The aim of the book is to provide managers and their advisors with a new planning method that captures the native genius of the organization in a non-political and non-hierarchical way. The book includes an enquiry into Beers concept of recursive consciousness, based on this model, that is relevant to both neurocybernetics and the social systems sciences.
THE STORY OF AN ORGANIZATIONAL IDEA.
A Long Gestation.
The Academic Milieu.
The Corporate Scene.
In the Community.
Vexed Questions of Allocation.
Governance or Government?.
THE FORM OF THE MODEL.
The Structure of Icosahedral Space.
The Dynamics of Icosahedral Space.
Self-Reference in Icosahedral Space.
The Concept of Recursive Consciousness.
Reverberating Networks: Modelling Information Propagation inSyntegration by Spectral Analysis (A. Jalali).
From Prototype to Protocol: Design for Doing (J. Truss).
Pliny the Later: Elective Selection (J. Hancock).
You Drive for Show but You Putt for Dough: A Facilitator'sPerspective (A. Pearson).
One Man's Signal Is Another Man's Noise: Another Facilitator'sPerspective (D. Beatty).
About Face: A Turn for Better Planning (J. Truss).

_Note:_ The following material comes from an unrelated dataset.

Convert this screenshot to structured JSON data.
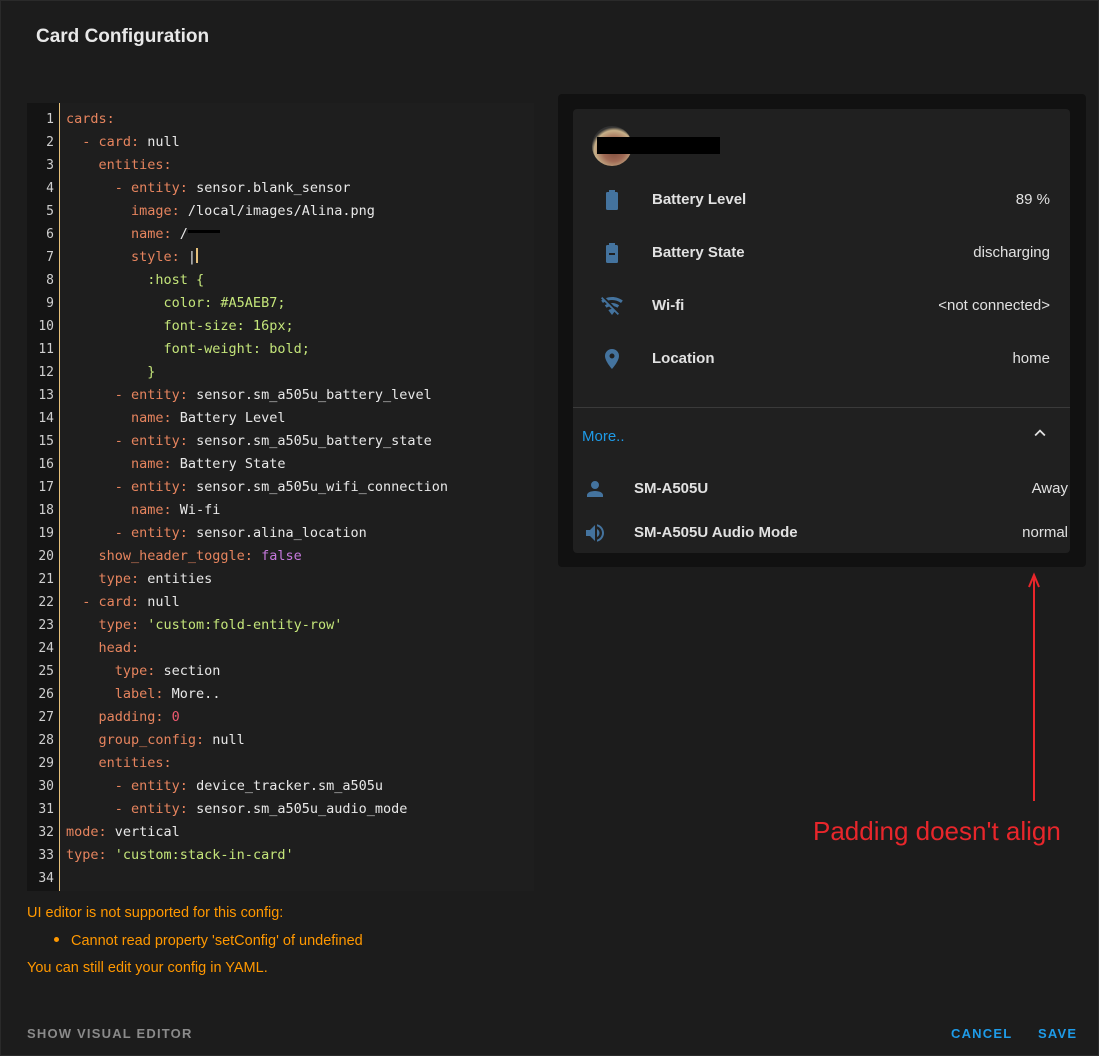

The Very Model of a Modern System-General: How the Viable SystemModel Actually Works (A. Leonard).